In addition, whilst we require the transistors Mp1 connected to the first power supply rail PSR1 (Vsup), these will only have to cope with a minimum Vsup of say 4.35V (4.5V bus supply 11, less 150 mV for Ma). This means that these transistors can be designed for a 1.05V drop-out rather than 150 mV, so can be made much smaller, and so the overall chip area occupied by the transistors Mp1 is not significant compared to the potential saving in area from removing Mc and shrinking Mp to serve as Mp2.
The efficiency of linear regulators will be unaffected by this sizing, since power dissipated is the product of the load current and the input-output voltage differential. The efficiency of any switching regulators when driven from PSR1 will however be degraded by increasing the respective Mp1 switch resistances. Reduced efficiency per se is not a major concern when using external supplies, but the resulting on-chip power dissipation may be, to avoid extra heat-sinking, or having to restrict the charger current during times of heavy switching-regulator current load, so this will place a lower limit on the size of Mp1. Even so, a substantial overall saving in area is possible.
The reduction in total pass device (transistor) area not only reduces manufacturing cost, but the reduced capacitance also reduces the power consumed by switching these devices in switching regulators, eases the stability of linear regulators, and also reduces capacitive coupling of noise on these supplies to other circuitry on the same chip.
In practice the design will be a trade-off between the potential reduction in die size and cost from reducing the total MOS area, and reducing the minimum battery voltage to prolong active battery life without increasing battery size and cost.
As a side benefit, as regards practical chip layout, it is easier to layout multiple smaller transistors rather than fewer big transistors, so the overall chip is much easier to layout in practice.
Regulator supply cross-talk when battery-fed is also reduced.

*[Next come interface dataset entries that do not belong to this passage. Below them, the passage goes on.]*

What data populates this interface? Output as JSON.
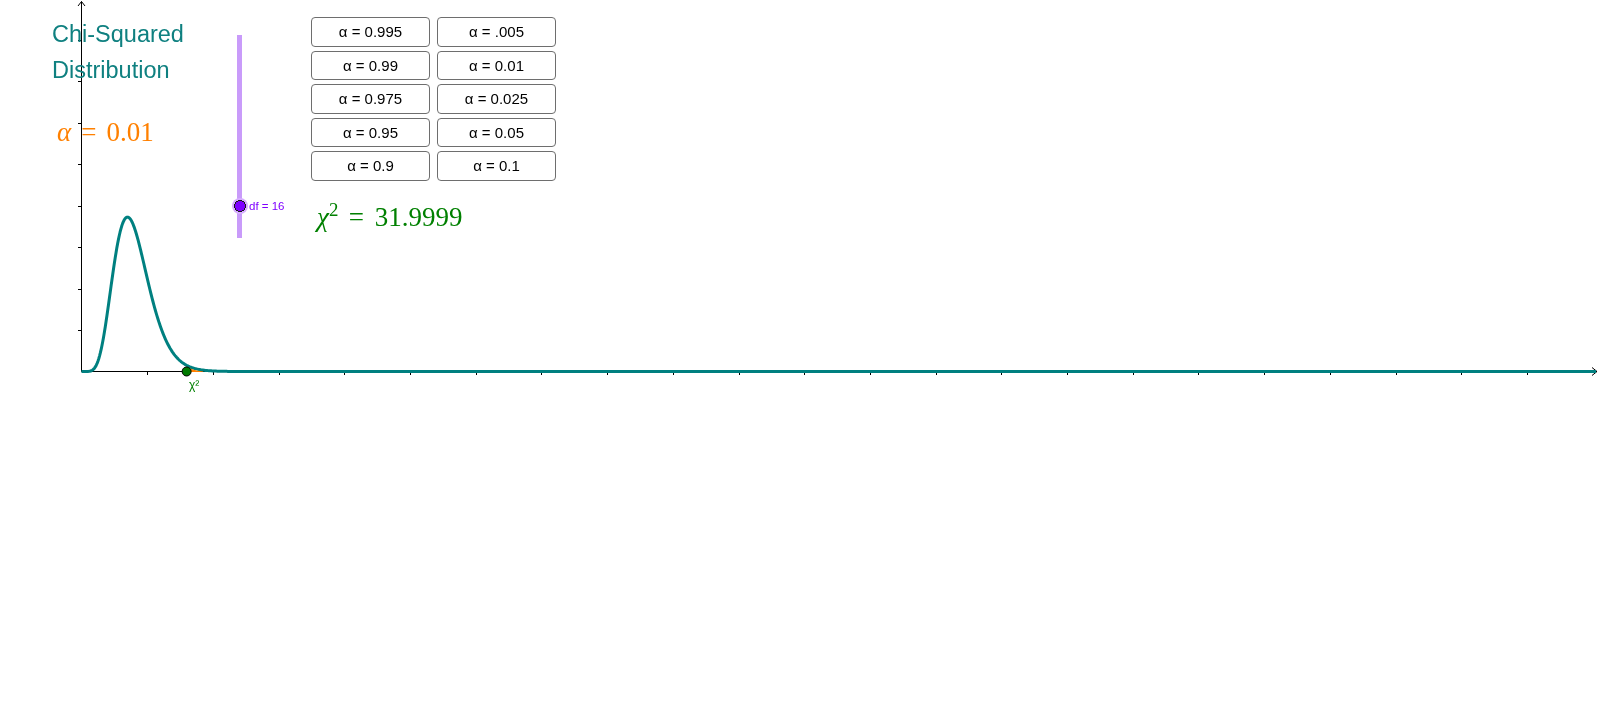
{
  "title": "Chi-Squared Distribution",
  "alpha_readout": "*α* = 0.01",
  "slider": {
    "label": "df = 16",
    "level": 0.16
  },
  "buttons": [
    {
      "label": "α = 0.995"
    },
    {
      "label": "α = .005"
    },
    {
      "label": "α = 0.99"
    },
    {
      "label": "α = 0.01"
    },
    {
      "label": "α = 0.975"
    },
    {
      "label": "α = 0.025"
    },
    {
      "label": "α = 0.95"
    },
    {
      "label": "α = 0.05"
    },
    {
      "label": "α = 0.9"
    },
    {
      "label": "α = 0.1"
    }
  ],
  "statistic": "*χ*$^{2}$ = 31.9999",
  "graph": {
    "point_label": "χ²"
  }
}
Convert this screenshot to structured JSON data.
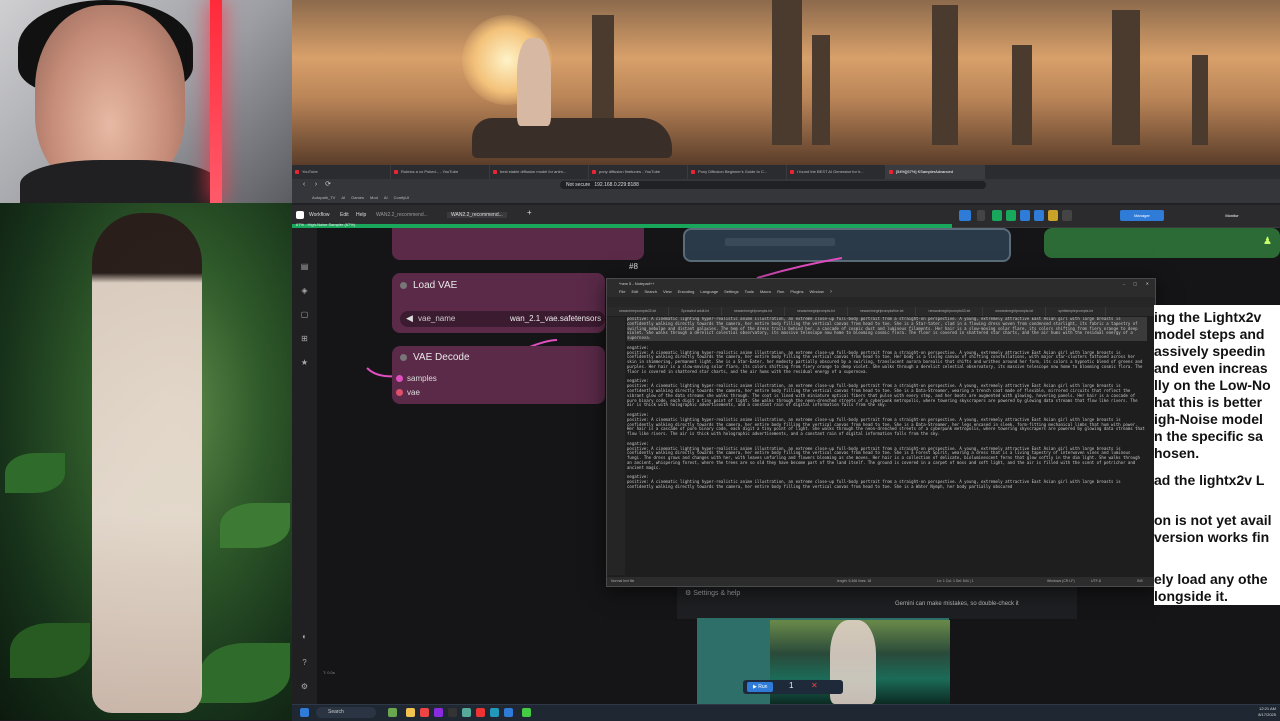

This is where a peripheral on one load regulator 25 a starts or suddenly draws a lot of power, which causes a dip in the voltage (Vbat) supplied to the other regulators 25 b and hence may affect their outputs to other peripherals. In the arrangement of
If the peripheral (i.e. devices coupled to the output of the load regulators 25) is powered from the alternative supply 13, it would be desirable to use this power, rather than discharge the battery 10, to power the bus 11 e.g. for USB downstream. In the circuit of
Referring now to
For example it can be seen in the configuration illustrated that Mp1 (coupled to PSR1) is effectively switched into the regulator circuitry whereas Mp2 (coupled to PSR2) is switched out, there being no connection between it and the error amplifier output. The output voltage Vout is compared to the desired voltage Vref by the error amplifier 26. If PSR1 is to act as supply, the output of the amplifier 26 is steered to the gate of PMOS MP1. If PSR2 is to act as supply, then the opposite connections are made.
This dual input regulator corresponds to the linear regulator in
Pass devices other than MOS based transistors (or inductors L) could alternatively be used, such as bipolar transistors or diodes. In some cases or modes of operation the feedback circuitry may be omitted (such as an “open-loop” capacitor charge pump voltage doubler based on
The skilled person will appreciate that the various embodiments and specific features described with respect to them could be freely combined with the other embodiments or their specifically described features in general accordance with the above teaching. The skilled person will also recognise that various alterations and modifications can be made to specific examples described without departing from the scope of the appended claims.